◆ WORK TO BE COMPLETED: All of the records must be restated exactly, with every line complete.

Interface dataset entries

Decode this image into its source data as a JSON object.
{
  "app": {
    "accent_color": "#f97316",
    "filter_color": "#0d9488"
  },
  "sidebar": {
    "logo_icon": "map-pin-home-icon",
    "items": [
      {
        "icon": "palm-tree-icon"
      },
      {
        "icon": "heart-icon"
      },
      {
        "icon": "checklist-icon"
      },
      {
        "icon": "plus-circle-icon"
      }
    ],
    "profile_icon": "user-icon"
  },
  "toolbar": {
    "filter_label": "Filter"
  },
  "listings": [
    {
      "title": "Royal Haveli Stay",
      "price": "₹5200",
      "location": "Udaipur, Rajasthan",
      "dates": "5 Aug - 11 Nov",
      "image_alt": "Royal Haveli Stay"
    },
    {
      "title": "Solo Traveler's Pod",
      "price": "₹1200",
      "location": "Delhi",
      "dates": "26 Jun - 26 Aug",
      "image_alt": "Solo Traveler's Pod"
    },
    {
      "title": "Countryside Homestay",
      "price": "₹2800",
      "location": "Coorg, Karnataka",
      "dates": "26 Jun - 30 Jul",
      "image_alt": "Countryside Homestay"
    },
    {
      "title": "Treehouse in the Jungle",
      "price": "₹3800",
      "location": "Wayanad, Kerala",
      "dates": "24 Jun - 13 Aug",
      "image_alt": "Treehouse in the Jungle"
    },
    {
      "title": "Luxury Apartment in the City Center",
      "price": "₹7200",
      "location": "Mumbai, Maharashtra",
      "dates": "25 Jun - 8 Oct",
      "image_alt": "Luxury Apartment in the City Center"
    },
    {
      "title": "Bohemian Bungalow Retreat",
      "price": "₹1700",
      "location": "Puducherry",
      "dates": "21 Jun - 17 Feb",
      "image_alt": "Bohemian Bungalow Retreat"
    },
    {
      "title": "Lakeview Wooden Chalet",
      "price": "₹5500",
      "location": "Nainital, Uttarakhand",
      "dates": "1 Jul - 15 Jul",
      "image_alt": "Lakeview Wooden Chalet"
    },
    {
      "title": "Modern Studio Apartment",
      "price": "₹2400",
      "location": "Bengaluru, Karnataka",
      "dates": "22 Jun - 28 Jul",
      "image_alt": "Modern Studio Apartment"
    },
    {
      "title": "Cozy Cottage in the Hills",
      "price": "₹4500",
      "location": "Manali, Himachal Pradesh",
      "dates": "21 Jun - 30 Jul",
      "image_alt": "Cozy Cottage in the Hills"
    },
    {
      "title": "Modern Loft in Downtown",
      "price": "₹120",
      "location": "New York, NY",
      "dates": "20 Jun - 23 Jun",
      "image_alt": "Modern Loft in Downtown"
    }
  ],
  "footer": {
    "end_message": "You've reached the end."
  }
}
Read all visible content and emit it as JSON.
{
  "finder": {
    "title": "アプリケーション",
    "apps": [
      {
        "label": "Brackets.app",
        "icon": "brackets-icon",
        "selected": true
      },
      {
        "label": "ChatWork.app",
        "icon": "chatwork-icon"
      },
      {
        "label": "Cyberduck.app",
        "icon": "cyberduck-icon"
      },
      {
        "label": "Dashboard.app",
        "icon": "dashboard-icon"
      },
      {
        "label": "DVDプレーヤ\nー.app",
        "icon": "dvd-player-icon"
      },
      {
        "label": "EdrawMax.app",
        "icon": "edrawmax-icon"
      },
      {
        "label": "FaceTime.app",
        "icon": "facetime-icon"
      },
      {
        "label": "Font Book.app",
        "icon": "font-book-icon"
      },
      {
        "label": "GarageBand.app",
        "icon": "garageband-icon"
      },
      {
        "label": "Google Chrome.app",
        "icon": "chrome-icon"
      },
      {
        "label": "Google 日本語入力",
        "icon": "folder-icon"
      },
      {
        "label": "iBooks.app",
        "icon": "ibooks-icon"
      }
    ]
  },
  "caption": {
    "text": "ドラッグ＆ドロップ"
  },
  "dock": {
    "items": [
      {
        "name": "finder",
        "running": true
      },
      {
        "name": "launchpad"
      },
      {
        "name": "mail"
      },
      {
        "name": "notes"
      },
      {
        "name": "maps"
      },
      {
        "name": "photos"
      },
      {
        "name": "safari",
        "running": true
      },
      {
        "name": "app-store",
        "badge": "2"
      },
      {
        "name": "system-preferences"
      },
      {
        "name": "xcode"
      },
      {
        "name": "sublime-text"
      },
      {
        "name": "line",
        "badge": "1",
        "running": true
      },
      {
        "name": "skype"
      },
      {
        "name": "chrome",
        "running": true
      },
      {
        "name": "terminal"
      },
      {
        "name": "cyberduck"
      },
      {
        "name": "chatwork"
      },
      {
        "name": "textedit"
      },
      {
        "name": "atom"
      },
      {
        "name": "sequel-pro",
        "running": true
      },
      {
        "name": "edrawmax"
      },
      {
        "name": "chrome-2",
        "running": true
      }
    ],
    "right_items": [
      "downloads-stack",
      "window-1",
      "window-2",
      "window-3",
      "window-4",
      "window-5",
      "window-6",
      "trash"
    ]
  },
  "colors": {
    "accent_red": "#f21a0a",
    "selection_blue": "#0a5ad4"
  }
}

◆ REPLY:
Decode this image into its source data as a JSON object.
{
  "app": {
    "accent_color": "#f97316",
    "filter_color": "#0d9488"
  },
  "sidebar": {
    "logo_icon": "map-pin-home-icon",
    "items": [
      {
        "icon": "palm-tree-icon"
      },
      {
        "icon": "heart-icon"
      },
      {
        "icon": "checklist-icon"
      },
      {
        "icon": "plus-circle-icon"
      }
    ],
    "profile_icon": "user-icon"
  },
  "toolbar": {
    "filter_label": "Filter"
  },
  "listings": [
    {
      "title": "Royal Haveli Stay",
      "price": "₹5200",
      "location": "Udaipur, Rajasthan",
      "dates": "5 Aug - 11 Nov",
      "image_alt": "Royal Haveli Stay"
    },
    {
      "title": "Solo Traveler's Pod",
      "price": "₹1200",
      "location": "Delhi",
      "dates": "26 Jun - 26 Aug",
      "image_alt": "Solo Traveler's Pod"
    },
    {
      "title": "Countryside Homestay",
      "price": "₹2800",
      "location": "Coorg, Karnataka",
      "dates": "26 Jun - 30 Jul",
      "image_alt": "Countryside Homestay"
    },
    {
      "title": "Treehouse in the Jungle",
      "price": "₹3800",
      "location": "Wayanad, Kerala",
      "dates": "24 Jun - 13 Aug",
      "image_alt": "Treehouse in the Jungle"
    },
    {
      "title": "Luxury Apartment in the City Center",
      "price": "₹7200",
      "location": "Mumbai, Maharashtra",
      "dates": "25 Jun - 8 Oct",
      "image_alt": "Luxury Apartment in the City Center"
    },
    {
      "title": "Bohemian Bungalow Retreat",
      "price": "₹1700",
      "location": "Puducherry",
      "dates": "21 Jun - 17 Feb",
      "image_alt": "Bohemian Bungalow Retreat"
    },
    {
      "title": "Lakeview Wooden Chalet",
      "price": "₹5500",
      "location": "Nainital, Uttarakhand",
      "dates": "1 Jul - 15 Jul",
      "image_alt": "Lakeview Wooden Chalet"
    },
    {
      "title": "Modern Studio Apartment",
      "price": "₹2400",
      "location": "Bengaluru, Karnataka",
      "dates": "22 Jun - 28 Jul",
      "image_alt": "Modern Studio Apartment"
    },
    {
      "title": "Cozy Cottage in the Hills",
      "price": "₹4500",
      "location": "Manali, Himachal Pradesh",
      "dates": "21 Jun - 30 Jul",
      "image_alt": "Cozy Cottage in the Hills"
    },
    {
      "title": "Modern Loft in Downtown",
      "price": "₹120",
      "location": "New York, NY",
      "dates": "20 Jun - 23 Jun",
      "image_alt": "Modern Loft in Downtown"
    }
  ],
  "footer": {
    "end_message": "You've reached the end."
  }
}
Read all visible content and emit it as JSON.
{
  "finder": {
    "title": "アプリケーション",
    "apps": [
      {
        "label": "Brackets.app",
        "icon": "brackets-icon",
        "selected": true
      },
      {
        "label": "ChatWork.app",
        "icon": "chatwork-icon"
      },
      {
        "label": "Cyberduck.app",
        "icon": "cyberduck-icon"
      },
      {
        "label": "Dashboard.app",
        "icon": "dashboard-icon"
      },
      {
        "label": "DVDプレーヤ\nー.app",
        "icon": "dvd-player-icon"
      },
      {
        "label": "EdrawMax.app",
        "icon": "edrawmax-icon"
      },
      {
        "label": "FaceTime.app",
        "icon": "facetime-icon"
      },
      {
        "label": "Font Book.app",
        "icon": "font-book-icon"
      },
      {
        "label": "GarageBand.app",
        "icon": "garageband-icon"
      },
      {
        "label": "Google Chrome.app",
        "icon": "chrome-icon"
      },
      {
        "label": "Google 日本語入力",
        "icon": "folder-icon"
      },
      {
        "label": "iBooks.app",
        "icon": "ibooks-icon"
      }
    ]
  },
  "caption": {
    "text": "ドラッグ＆ドロップ"
  },
  "dock": {
    "items": [
      {
        "name": "finder",
        "running": true
      },
      {
        "name": "launchpad"
      },
      {
        "name": "mail"
      },
      {
        "name": "notes"
      },
      {
        "name": "maps"
      },
      {
        "name": "photos"
      },
      {
        "name": "safari",
        "running": true
      },
      {
        "name": "app-store",
        "badge": "2"
      },
      {
        "name": "system-preferences"
      },
      {
        "name": "xcode"
      },
      {
        "name": "sublime-text"
      },
      {
        "name": "line",
        "badge": "1",
        "running": true
      },
      {
        "name": "skype"
      },
      {
        "name": "chrome",
        "running": true
      },
      {
        "name": "terminal"
      },
      {
        "name": "cyberduck"
      },
      {
        "name": "chatwork"
      },
      {
        "name": "textedit"
      },
      {
        "name": "atom"
      },
      {
        "name": "sequel-pro",
        "running": true
      },
      {
        "name": "edrawmax"
      },
      {
        "name": "chrome-2",
        "running": true
      }
    ],
    "right_items": [
      "downloads-stack",
      "window-1",
      "window-2",
      "window-3",
      "window-4",
      "window-5",
      "window-6",
      "trash"
    ]
  },
  "colors": {
    "accent_red": "#f21a0a",
    "selection_blue": "#0a5ad4"
  }
}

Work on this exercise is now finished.